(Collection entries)
------

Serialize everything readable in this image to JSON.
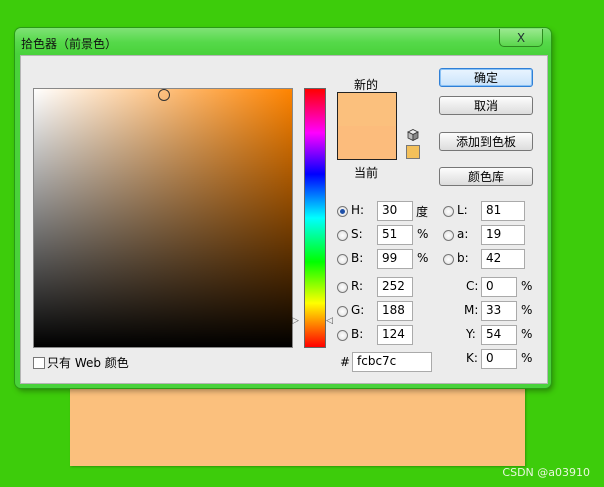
{
  "dialog": {
    "title": "拾色器（前景色）",
    "close_glyph": "X",
    "label_new": "新的",
    "label_current": "当前",
    "new_color": "#fbc07d",
    "current_color": "#fcbc7c",
    "gamut_warning_color": "#f3c05a",
    "base_hue_color": "#ff8400",
    "buttons": {
      "ok": "确定",
      "cancel": "取消",
      "add_to_swatches": "添加到色板",
      "color_libraries": "颜色库"
    },
    "hsb": {
      "h_label": "H:",
      "h_value": "30",
      "h_unit": "度",
      "s_label": "S:",
      "s_value": "51",
      "s_unit": "%",
      "b_label": "B:",
      "b_value": "99",
      "b_unit": "%"
    },
    "rgb": {
      "r_label": "R:",
      "r_value": "252",
      "g_label": "G:",
      "g_value": "188",
      "b_label": "B:",
      "b_value": "124"
    },
    "lab": {
      "l_label": "L:",
      "l_value": "81",
      "a_label": "a:",
      "a_value": "19",
      "b_label": "b:",
      "b_value": "42"
    },
    "cmyk": {
      "c_label": "C:",
      "c_value": "0",
      "c_unit": "%",
      "m_label": "M:",
      "m_value": "33",
      "m_unit": "%",
      "y_label": "Y:",
      "y_value": "54",
      "y_unit": "%",
      "k_label": "K:",
      "k_value": "0",
      "k_unit": "%"
    },
    "hex": {
      "label": "#",
      "value": "fcbc7c"
    },
    "only_web_colors": "只有 Web 颜色"
  },
  "watermark": "CSDN @a03910",
  "background_color": "#3dcc0b"
}
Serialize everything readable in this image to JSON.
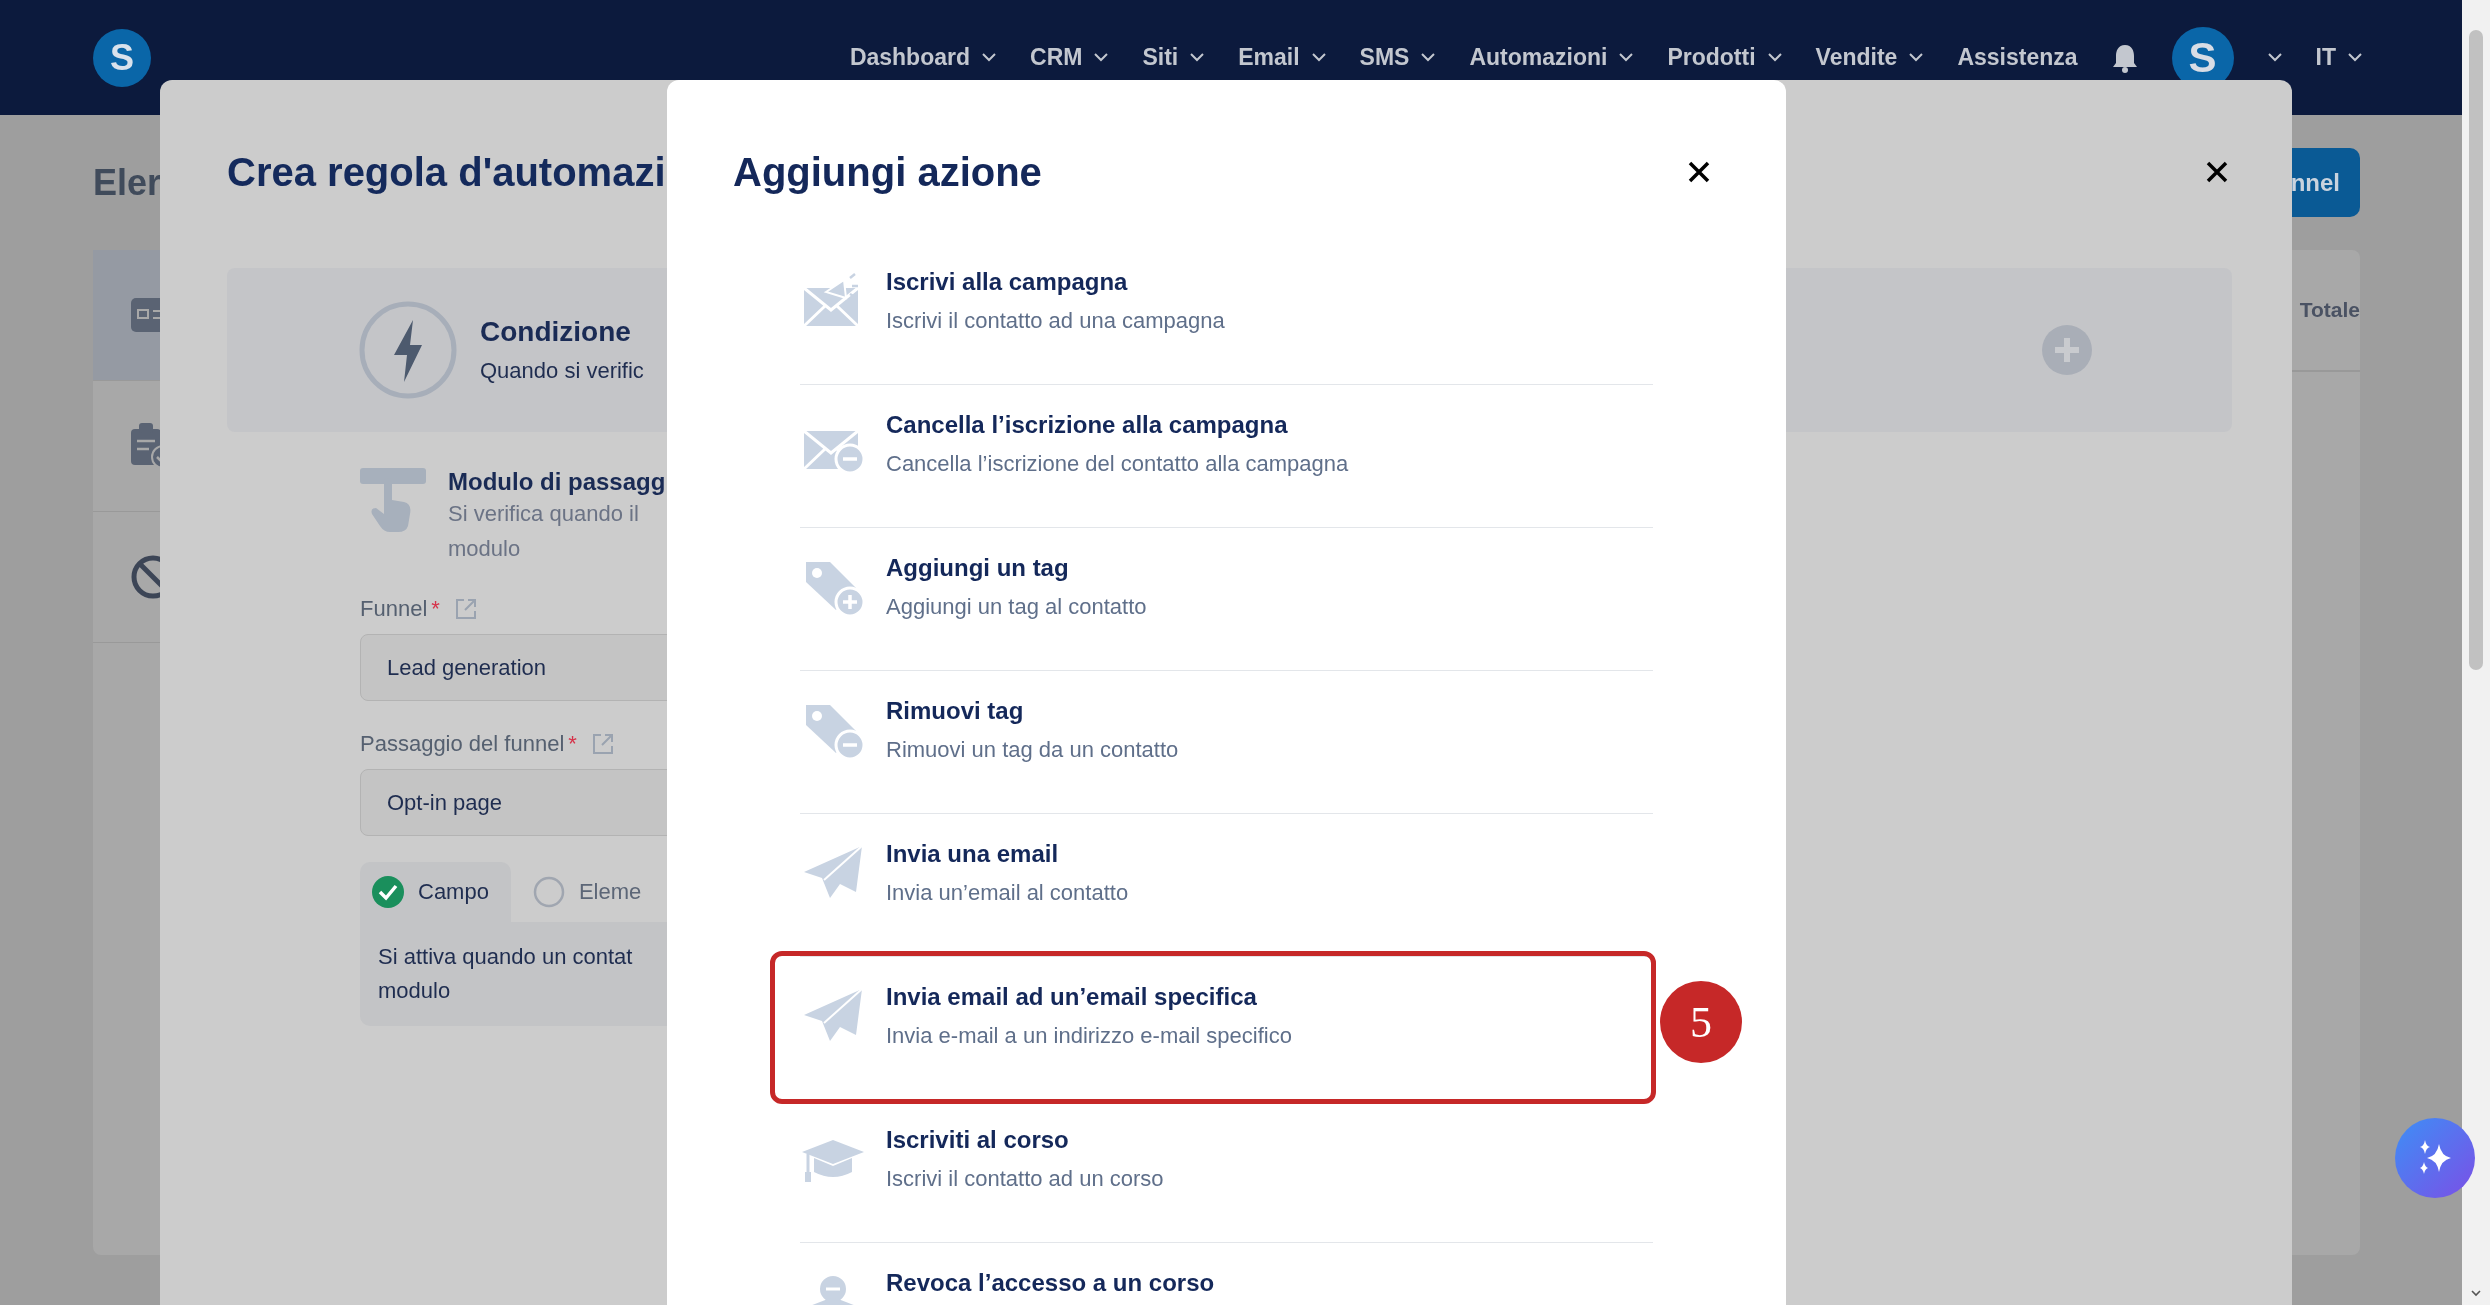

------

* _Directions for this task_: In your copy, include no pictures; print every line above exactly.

* _Answer to the problem_:
Serialize everything readable in this image to JSON.
{
  "dialog": {
    "title": "拾色器（前景色）",
    "close_glyph": "X",
    "label_new": "新的",
    "label_current": "当前",
    "new_color": "#fbc07d",
    "current_color": "#fcbc7c",
    "gamut_warning_color": "#f3c05a",
    "base_hue_color": "#ff8400",
    "buttons": {
      "ok": "确定",
      "cancel": "取消",
      "add_to_swatches": "添加到色板",
      "color_libraries": "颜色库"
    },
    "hsb": {
      "h_label": "H:",
      "h_value": "30",
      "h_unit": "度",
      "s_label": "S:",
      "s_value": "51",
      "s_unit": "%",
      "b_label": "B:",
      "b_value": "99",
      "b_unit": "%"
    },
    "rgb": {
      "r_label": "R:",
      "r_value": "252",
      "g_label": "G:",
      "g_value": "188",
      "b_label": "B:",
      "b_value": "124"
    },
    "lab": {
      "l_label": "L:",
      "l_value": "81",
      "a_label": "a:",
      "a_value": "19",
      "b_label": "b:",
      "b_value": "42"
    },
    "cmyk": {
      "c_label": "C:",
      "c_value": "0",
      "c_unit": "%",
      "m_label": "M:",
      "m_value": "33",
      "m_unit": "%",
      "y_label": "Y:",
      "y_value": "54",
      "y_unit": "%",
      "k_label": "K:",
      "k_value": "0",
      "k_unit": "%"
    },
    "hex": {
      "label": "#",
      "value": "fcbc7c"
    },
    "only_web_colors": "只有 Web 颜色"
  },
  "watermark": "CSDN @a03910",
  "background_color": "#3dcc0b"
}
Serialize everything readable in this image to JSON.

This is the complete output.